- Required action -
Filter the records down to the lines that hold the word "rating", and copy each of those lines.

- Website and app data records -
++++

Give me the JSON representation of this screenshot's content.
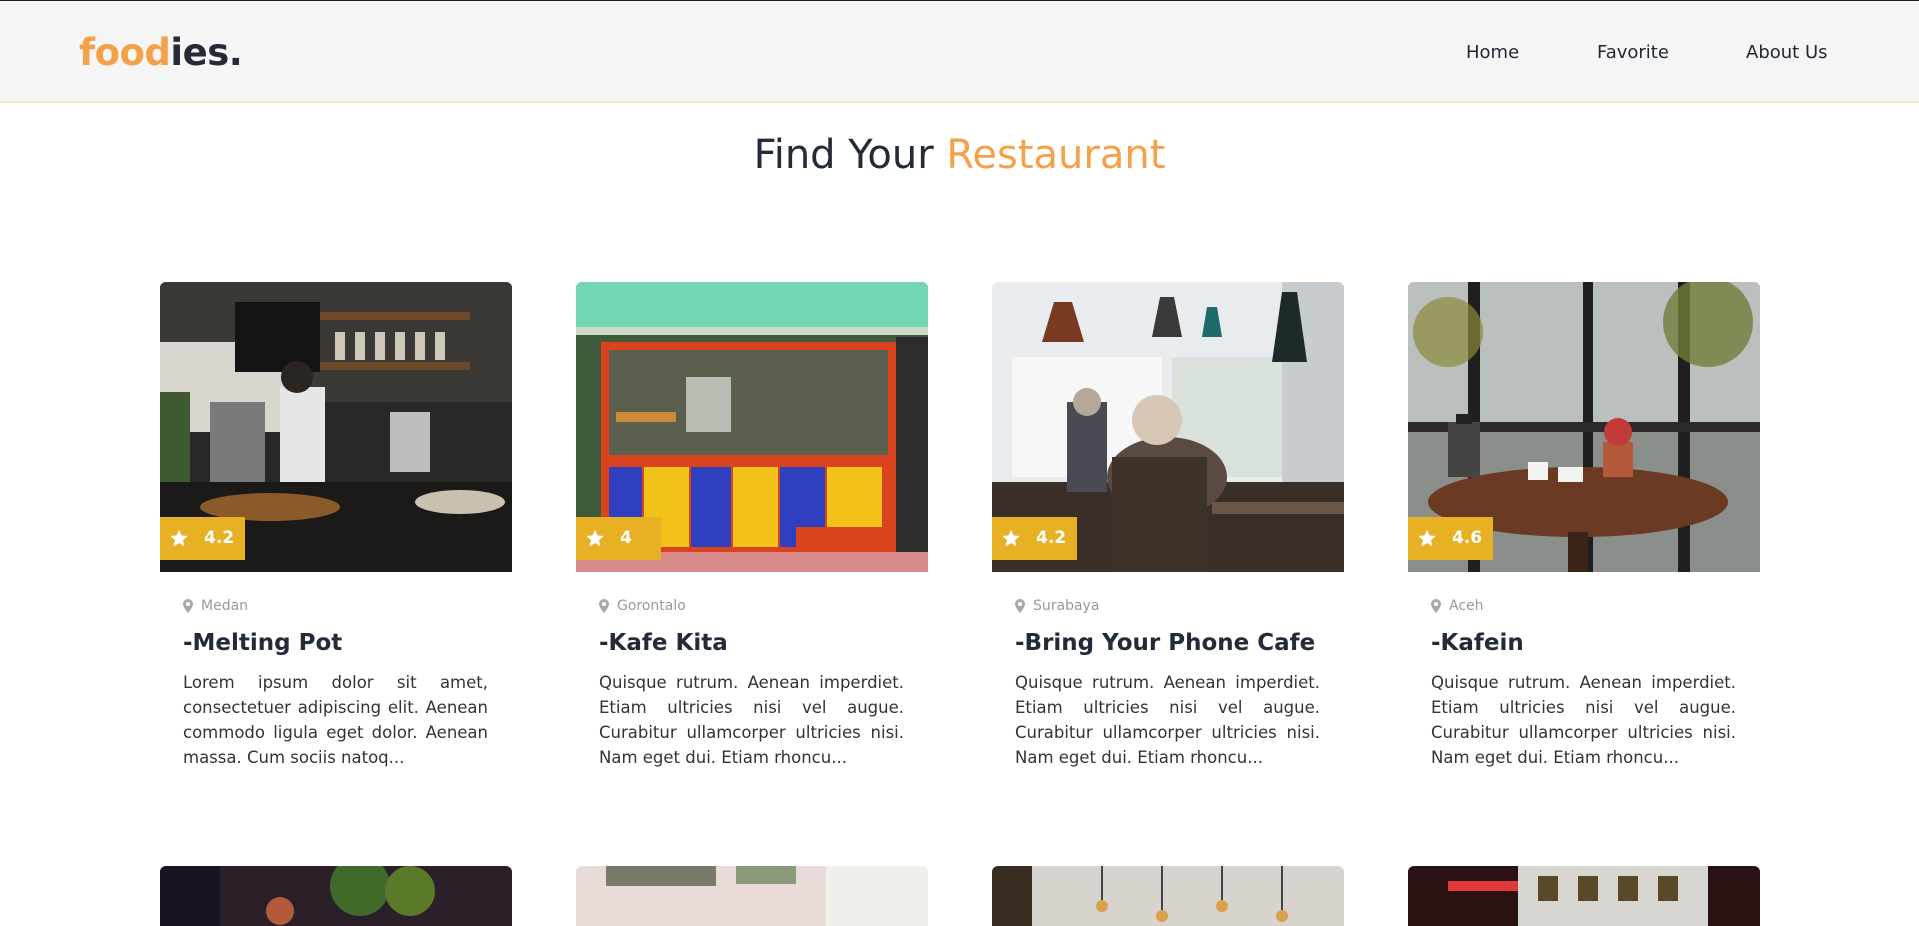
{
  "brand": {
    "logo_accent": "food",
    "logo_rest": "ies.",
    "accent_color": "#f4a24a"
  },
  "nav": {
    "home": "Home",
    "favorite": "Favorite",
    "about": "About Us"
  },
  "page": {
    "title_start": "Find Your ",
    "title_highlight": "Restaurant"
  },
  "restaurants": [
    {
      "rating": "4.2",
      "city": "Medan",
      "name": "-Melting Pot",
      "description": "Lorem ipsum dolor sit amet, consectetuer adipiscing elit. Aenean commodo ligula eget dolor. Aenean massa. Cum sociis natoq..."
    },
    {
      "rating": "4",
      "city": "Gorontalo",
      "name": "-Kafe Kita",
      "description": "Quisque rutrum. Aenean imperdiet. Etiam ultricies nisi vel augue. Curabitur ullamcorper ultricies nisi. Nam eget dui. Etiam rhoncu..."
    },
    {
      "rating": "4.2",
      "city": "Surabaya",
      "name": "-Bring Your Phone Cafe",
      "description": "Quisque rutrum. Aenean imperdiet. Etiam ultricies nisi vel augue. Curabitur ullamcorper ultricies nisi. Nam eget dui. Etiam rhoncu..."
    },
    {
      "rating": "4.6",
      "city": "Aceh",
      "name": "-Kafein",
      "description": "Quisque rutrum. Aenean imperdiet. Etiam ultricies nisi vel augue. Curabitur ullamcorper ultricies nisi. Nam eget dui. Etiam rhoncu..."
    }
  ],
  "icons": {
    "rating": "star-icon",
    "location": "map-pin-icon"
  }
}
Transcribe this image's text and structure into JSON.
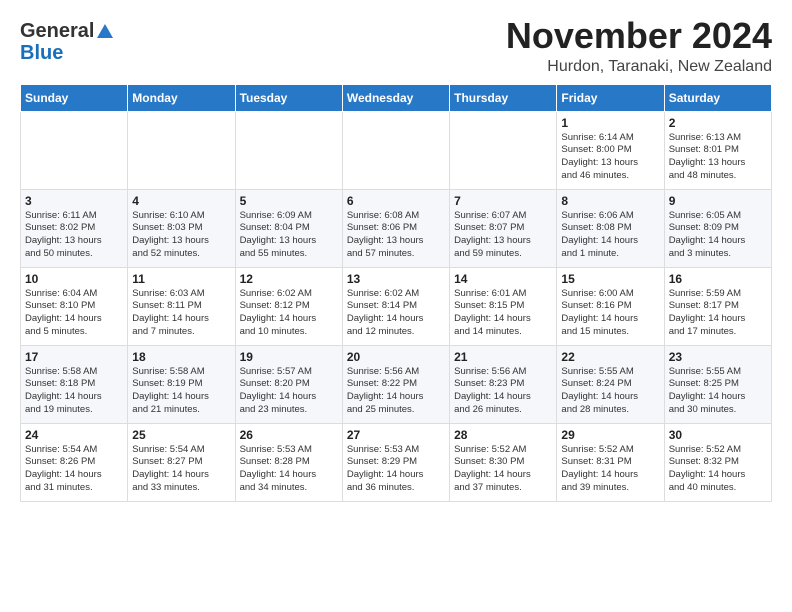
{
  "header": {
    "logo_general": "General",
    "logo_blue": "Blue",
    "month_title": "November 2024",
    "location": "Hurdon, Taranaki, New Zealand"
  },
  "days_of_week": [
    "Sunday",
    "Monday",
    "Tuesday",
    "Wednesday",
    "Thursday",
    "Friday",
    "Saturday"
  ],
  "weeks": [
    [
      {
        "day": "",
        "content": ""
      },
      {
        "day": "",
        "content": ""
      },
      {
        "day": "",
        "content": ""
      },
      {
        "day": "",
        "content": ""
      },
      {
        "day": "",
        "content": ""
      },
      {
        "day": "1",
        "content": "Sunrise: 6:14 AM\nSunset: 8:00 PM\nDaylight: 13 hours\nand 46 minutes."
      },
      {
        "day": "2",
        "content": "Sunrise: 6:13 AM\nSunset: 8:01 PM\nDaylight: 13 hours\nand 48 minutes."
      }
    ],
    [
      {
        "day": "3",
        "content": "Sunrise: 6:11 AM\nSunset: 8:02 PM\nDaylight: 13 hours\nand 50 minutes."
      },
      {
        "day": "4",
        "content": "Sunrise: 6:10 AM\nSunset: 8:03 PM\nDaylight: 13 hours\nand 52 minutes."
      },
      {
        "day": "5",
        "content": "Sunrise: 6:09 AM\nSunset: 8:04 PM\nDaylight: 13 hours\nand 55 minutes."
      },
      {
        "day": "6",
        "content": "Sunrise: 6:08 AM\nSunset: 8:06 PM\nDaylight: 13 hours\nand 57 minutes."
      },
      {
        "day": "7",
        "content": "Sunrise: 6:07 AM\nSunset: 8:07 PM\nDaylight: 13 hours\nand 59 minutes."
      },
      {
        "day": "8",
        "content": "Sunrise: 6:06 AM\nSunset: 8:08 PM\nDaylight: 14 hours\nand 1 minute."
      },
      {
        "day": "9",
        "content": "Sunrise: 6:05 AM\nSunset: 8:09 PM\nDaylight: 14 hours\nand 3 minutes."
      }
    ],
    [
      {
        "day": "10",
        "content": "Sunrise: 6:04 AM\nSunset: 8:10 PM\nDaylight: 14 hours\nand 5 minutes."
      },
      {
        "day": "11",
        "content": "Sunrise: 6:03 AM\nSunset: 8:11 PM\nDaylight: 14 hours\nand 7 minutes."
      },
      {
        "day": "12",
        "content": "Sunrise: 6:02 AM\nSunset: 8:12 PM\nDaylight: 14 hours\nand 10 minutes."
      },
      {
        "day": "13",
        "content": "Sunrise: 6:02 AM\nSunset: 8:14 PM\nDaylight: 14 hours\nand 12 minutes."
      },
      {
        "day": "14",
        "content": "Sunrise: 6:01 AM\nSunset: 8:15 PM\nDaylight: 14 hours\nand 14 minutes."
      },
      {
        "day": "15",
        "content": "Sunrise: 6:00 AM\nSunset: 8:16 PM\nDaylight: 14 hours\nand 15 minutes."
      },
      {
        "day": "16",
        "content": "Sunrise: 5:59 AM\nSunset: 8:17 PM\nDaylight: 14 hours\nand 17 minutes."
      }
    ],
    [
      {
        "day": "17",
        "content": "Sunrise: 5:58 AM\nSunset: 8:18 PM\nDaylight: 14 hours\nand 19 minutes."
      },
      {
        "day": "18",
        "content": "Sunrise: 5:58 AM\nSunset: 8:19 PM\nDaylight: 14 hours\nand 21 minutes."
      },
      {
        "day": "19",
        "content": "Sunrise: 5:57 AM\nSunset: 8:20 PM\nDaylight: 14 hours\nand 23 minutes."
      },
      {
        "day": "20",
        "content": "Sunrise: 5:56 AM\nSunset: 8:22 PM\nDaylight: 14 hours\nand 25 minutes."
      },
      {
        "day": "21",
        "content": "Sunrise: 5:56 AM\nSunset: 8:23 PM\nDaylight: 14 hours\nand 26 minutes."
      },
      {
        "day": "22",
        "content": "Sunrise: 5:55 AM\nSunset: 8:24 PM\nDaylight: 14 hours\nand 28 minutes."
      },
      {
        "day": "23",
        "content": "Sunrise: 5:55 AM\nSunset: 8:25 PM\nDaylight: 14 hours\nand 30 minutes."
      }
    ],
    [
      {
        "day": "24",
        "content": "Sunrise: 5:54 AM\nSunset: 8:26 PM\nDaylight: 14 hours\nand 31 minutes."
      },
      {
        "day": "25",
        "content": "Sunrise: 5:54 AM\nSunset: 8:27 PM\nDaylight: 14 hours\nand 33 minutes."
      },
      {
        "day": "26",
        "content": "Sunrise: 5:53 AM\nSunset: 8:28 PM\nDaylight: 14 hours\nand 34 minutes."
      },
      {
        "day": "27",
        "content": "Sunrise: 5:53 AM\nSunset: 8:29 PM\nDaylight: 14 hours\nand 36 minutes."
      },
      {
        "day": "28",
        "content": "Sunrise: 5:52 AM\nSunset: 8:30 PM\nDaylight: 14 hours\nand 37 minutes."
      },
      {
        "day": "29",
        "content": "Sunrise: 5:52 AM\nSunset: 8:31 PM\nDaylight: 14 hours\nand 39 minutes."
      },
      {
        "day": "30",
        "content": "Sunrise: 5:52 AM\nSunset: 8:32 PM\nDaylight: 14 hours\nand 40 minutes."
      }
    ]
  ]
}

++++

- Result -
      "rating": "4.2",
      "rating": "4",
      "rating": "4.2",
      "rating": "4.6",
    "rating": "star-icon",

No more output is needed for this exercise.